    The example I like to use to discourage a client (usually an assigned one) on the issue of self-representation is the problem of the person with a toothache who can’t afford to go to a dentist. Should that person practice self-dentistry and use the old string and doorknob remedy? I counsel not to do so. As an attorney who has represented more than five people whose trial attorneys were later found to be deficient, thus securing a new trial based upon their previous attorney’s failures, I believe that if any criminal defendant, whatever their station, wants to represent themselves, let it be so. The “system”, in order to “protect” itself should be able to appoint standby counsel or the trial judge should go to work to keep the playing field level, instead of standing idly by, watching the train wreck. Isn’t our aim to provide justice? And if the accused doesn’t want a law trained person to assist, why should be insist in getting our way. The Court sure has an interesting matter to consider.

  7. Lindsay says:

    Congratulations on your mention by Justice Breyer during oral argument!! A pretty spectacular thing for a law professor.

  8. Marilyn Rick says:

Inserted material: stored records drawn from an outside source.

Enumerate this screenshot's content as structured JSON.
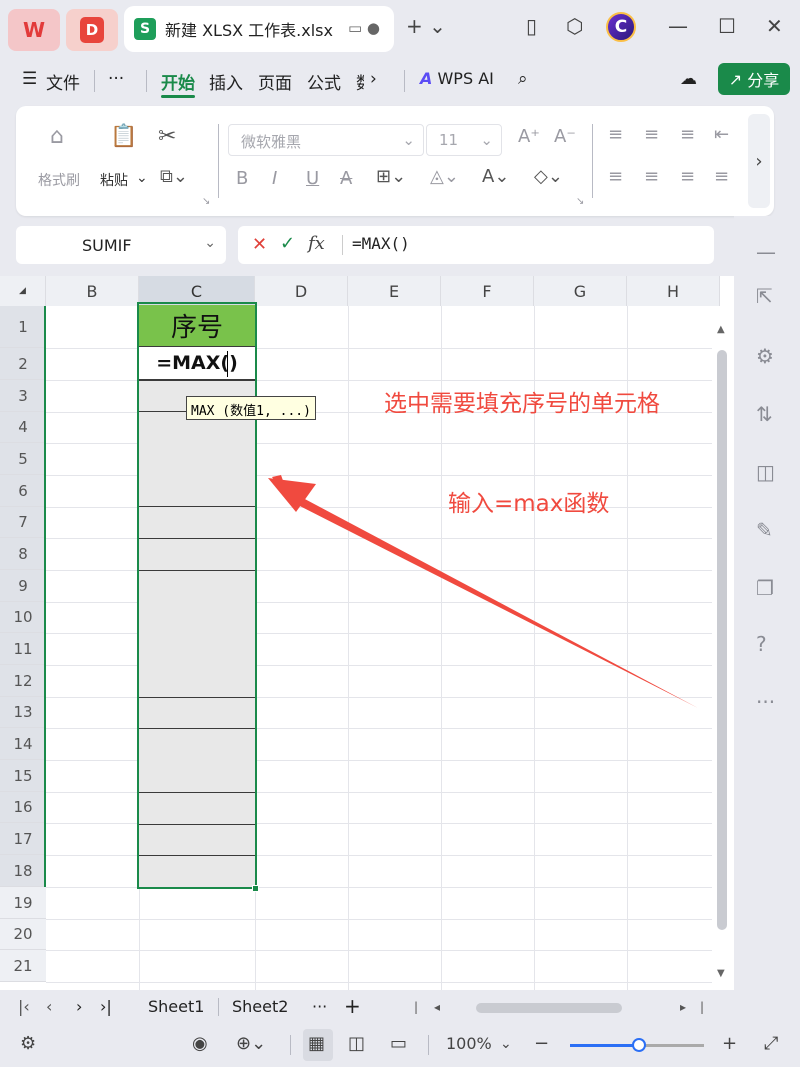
{
  "titlebar": {
    "app_logo": "W",
    "pdf_logo": "D",
    "tab_title": "新建 XLSX 工作表.xlsx",
    "avatar_letter": "C"
  },
  "menubar": {
    "items": [
      "文件",
      "···",
      "开始",
      "插入",
      "页面",
      "公式",
      "数"
    ],
    "active": "开始",
    "wps_ai": "WPS AI",
    "share": "分享"
  },
  "ribbon": {
    "format_painter": "格式刷",
    "paste": "粘贴",
    "font_name": "微软雅黑",
    "font_size": "11"
  },
  "formula_bar": {
    "name_box": "SUMIF",
    "formula": "=MAX()"
  },
  "grid": {
    "columns": [
      "B",
      "C",
      "D",
      "E",
      "F",
      "G",
      "H"
    ],
    "selected_column": "C",
    "rows": [
      "1",
      "2",
      "3",
      "4",
      "5",
      "6",
      "7",
      "8",
      "9",
      "10",
      "11",
      "12",
      "13",
      "14",
      "15",
      "16",
      "17",
      "18",
      "19",
      "20",
      "21"
    ],
    "header_cell": "序号",
    "edit_cell": "=MAX()",
    "tooltip": "MAX (数值1, ...)",
    "header_fill_color": "#79c24b",
    "selection_color": "#1a8a4a"
  },
  "annotations": {
    "note1": "选中需要填充序号的单元格",
    "note2": "输入=max函数",
    "color": "#f04a3f"
  },
  "sheets": [
    "Sheet1",
    "Sheet2"
  ],
  "statusbar": {
    "zoom": "100%",
    "zoom_fraction": 0.5
  }
}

    David Jay knows first hand about lawyers who are deficient being a lawyer himself who has been fixing cases for years. Pity any client who has him for a lawyer. Remember your representation during Rojicek v Cooley et al.? That was the trial that led to the forced removal of Mario Cuomo from consideration as a US Supreme Court nominee in 1993 and the midterm resignations of then NYAG Robert Abrams and NYS Comptroller Ed Regan in 1993 amid charges that the OAG was using state funds to bribe attorneys and judges in cases defended by the OAG? Just how much were you paid so that you could bring a kitchen sink to court to mock all that went on during trial when the jury began deliberations? Why is it that someone who sat on the Board of Diretors of the NYCLU is no longer afffiliated with that organization? Could it be that Norn Seigle found out about your corruption?